[Instructions for the task] An exact copy of all the data is the required output.

────────────────

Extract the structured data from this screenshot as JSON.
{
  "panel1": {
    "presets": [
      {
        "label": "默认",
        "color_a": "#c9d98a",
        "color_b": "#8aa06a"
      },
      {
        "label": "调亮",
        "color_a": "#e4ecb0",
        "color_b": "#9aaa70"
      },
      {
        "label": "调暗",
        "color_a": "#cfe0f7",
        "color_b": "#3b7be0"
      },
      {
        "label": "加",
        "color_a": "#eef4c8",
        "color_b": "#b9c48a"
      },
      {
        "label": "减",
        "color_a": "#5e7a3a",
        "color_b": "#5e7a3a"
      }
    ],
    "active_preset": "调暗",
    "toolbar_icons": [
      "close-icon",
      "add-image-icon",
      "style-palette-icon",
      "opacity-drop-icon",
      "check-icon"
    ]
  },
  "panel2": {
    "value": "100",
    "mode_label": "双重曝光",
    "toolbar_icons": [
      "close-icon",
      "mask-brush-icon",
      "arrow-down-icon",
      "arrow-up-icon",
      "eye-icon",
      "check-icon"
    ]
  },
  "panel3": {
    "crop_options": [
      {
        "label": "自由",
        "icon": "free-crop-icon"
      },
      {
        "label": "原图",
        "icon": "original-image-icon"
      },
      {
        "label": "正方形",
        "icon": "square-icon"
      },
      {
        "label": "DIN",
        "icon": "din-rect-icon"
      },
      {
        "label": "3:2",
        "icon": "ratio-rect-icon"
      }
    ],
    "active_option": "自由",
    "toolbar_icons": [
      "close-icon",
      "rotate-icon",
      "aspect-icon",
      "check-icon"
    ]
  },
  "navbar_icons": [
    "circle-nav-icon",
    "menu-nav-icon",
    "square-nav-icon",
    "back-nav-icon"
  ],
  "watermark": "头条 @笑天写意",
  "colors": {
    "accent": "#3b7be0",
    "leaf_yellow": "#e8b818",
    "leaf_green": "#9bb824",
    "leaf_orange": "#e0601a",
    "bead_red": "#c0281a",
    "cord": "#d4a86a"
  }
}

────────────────

[Answer space]
Extract the structured data from this screenshot as JSON.
{
  "panel1": {
    "presets": [
      {
        "label": "默认",
        "color_a": "#c9d98a",
        "color_b": "#8aa06a"
      },
      {
        "label": "调亮",
        "color_a": "#e4ecb0",
        "color_b": "#9aaa70"
      },
      {
        "label": "调暗",
        "color_a": "#cfe0f7",
        "color_b": "#3b7be0"
      },
      {
        "label": "加",
        "color_a": "#eef4c8",
        "color_b": "#b9c48a"
      },
      {
        "label": "减",
        "color_a": "#5e7a3a",
        "color_b": "#5e7a3a"
      }
    ],
    "active_preset": "调暗",
    "toolbar_icons": [
      "close-icon",
      "add-image-icon",
      "style-palette-icon",
      "opacity-drop-icon",
      "check-icon"
    ]
  },
  "panel2": {
    "value": "100",
    "mode_label": "双重曝光",
    "toolbar_icons": [
      "close-icon",
      "mask-brush-icon",
      "arrow-down-icon",
      "arrow-up-icon",
      "eye-icon",
      "check-icon"
    ]
  },
  "panel3": {
    "crop_options": [
      {
        "label": "自由",
        "icon": "free-crop-icon"
      },
      {
        "label": "原图",
        "icon": "original-image-icon"
      },
      {
        "label": "正方形",
        "icon": "square-icon"
      },
      {
        "label": "DIN",
        "icon": "din-rect-icon"
      },
      {
        "label": "3:2",
        "icon": "ratio-rect-icon"
      }
    ],
    "active_option": "自由",
    "toolbar_icons": [
      "close-icon",
      "rotate-icon",
      "aspect-icon",
      "check-icon"
    ]
  },
  "navbar_icons": [
    "circle-nav-icon",
    "menu-nav-icon",
    "square-nav-icon",
    "back-nav-icon"
  ],
  "watermark": "头条 @笑天写意",
  "colors": {
    "accent": "#3b7be0",
    "leaf_yellow": "#e8b818",
    "leaf_green": "#9bb824",
    "leaf_orange": "#e0601a",
    "bead_red": "#c0281a",
    "cord": "#d4a86a"
  }
}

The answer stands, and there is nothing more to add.